The Labour Party announced as part of their general election manifesto that it will introduce free dental check ups in a bid to encourage people to seek dental care and reduce pressures placed on GPs and A&E departments.
The proposal to remove all band one charges for NHS dental care will mean the public will be entitled to a free dental check up, X-rays, scale and polish. At the moment most (or nearly all) patients do not get these services without incurring a cost – though children and pregnant women already qualify for free dental treatment under the NHS.
The introduction of free dental check-ups is undoubtedly a step in the right direction towards reducing barriers to accessing dental care. But unfortunately, the decisions people make regarding whether to see a dentist or not are not this simple. It’s certainly not all about the cost of treatment – and this is something the next government will need to address if they are to tackle the UK’s oral health crisis.
Research, dating as far back as the 1980s has shown the barriers and decision making behind seeking dental care is a complex area and has a huge impact on how people access services. Dental anxiety, the availability of dentists, bad experiences in the past, a confusing NHS dental care system, work and other life priorities are just some of the reasons why people avoid seeking dental care.
And above all that, research shows that a lack of perceived need for dental care plays a prominent role in determining whether to see a dentist for a check up. You wouldn’t go and see a GP if we weren’t feeling unwell, so why would seeing a dentist be any different? For some people, dental pain has to be present – often for a long period of time – before they will even begin to consider getting help.
‘Free teeth MOT’
All this together means that offering someone who is dentally anxious, and not experiencing any current dental pain a free check-up is highly unlikely to result in them seeking care. Equally a free dental check up to someone working long hours, balancing family life alongside work, with no local NHS dentists available simply won’t be enough.
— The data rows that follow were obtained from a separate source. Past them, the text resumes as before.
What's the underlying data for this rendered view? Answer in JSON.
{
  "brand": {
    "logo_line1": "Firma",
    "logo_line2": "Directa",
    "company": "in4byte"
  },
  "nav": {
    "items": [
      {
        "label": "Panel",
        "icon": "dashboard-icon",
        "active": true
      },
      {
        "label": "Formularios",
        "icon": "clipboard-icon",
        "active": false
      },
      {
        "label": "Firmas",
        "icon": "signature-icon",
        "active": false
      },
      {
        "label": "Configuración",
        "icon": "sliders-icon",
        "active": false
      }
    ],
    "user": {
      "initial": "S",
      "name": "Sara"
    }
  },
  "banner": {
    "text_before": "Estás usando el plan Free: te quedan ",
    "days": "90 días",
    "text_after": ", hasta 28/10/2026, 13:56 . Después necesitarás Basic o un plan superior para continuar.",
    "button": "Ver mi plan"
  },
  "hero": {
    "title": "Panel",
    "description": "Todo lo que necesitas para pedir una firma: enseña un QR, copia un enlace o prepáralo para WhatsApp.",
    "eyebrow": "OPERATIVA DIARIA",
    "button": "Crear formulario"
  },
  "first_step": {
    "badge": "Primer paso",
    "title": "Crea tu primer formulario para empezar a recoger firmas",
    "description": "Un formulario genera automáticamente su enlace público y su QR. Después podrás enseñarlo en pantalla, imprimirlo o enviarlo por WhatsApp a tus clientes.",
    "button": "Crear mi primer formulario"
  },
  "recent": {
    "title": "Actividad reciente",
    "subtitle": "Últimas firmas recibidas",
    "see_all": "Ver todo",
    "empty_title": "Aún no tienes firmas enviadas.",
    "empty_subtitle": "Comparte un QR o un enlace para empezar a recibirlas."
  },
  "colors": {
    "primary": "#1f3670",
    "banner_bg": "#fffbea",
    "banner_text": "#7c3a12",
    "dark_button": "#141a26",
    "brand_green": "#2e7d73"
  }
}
The Labour Party quote that “around 135,000 patients per year are estimated to attend A&E with dental problems”. This is a figure based upon research we conducted at Newcastle University and shows the scale of the problem with dental care.
Other research has also found that “around 380,000 patients with toothache chose to head to their GPs who cannot provide dental treatment”. The reasons why people try to get dental care from non-dental professionals, such as GPs, is more complicated than just avoiding a dental charge. Indeed, it relates to knowledge about dental symptoms and healthcare services, and the availability of dentists compared to GPs.
Oral health crisis
The Conservative Party’s response to Labour’s proposal, that “dental check-ups are already free for those who don’t have the means to pay”, also doesn’t solve the problem and shows a lack of understanding. Indeed, many who are eligible for free dental care do not realise that they are. Or don’t claim free treatment at the fear of being fined.
If any of the parties wish to fully address the ongoing oral health crisis then simplistic changes, such as a free check-up, won’t suffice. The British Dental Association have produced their own manifesto on what the next government needs to change regarding dental care, including improvements with dental workforce, current NHS contracts, dental regulation, national campaigns and investment in high quality national research.
Although arguably even more needs to be done to overcome the range of complicated barriers the public face when seeking dental care. A free dental check-up may be the first part of this complex jigsaw, but it’s certainly not enough.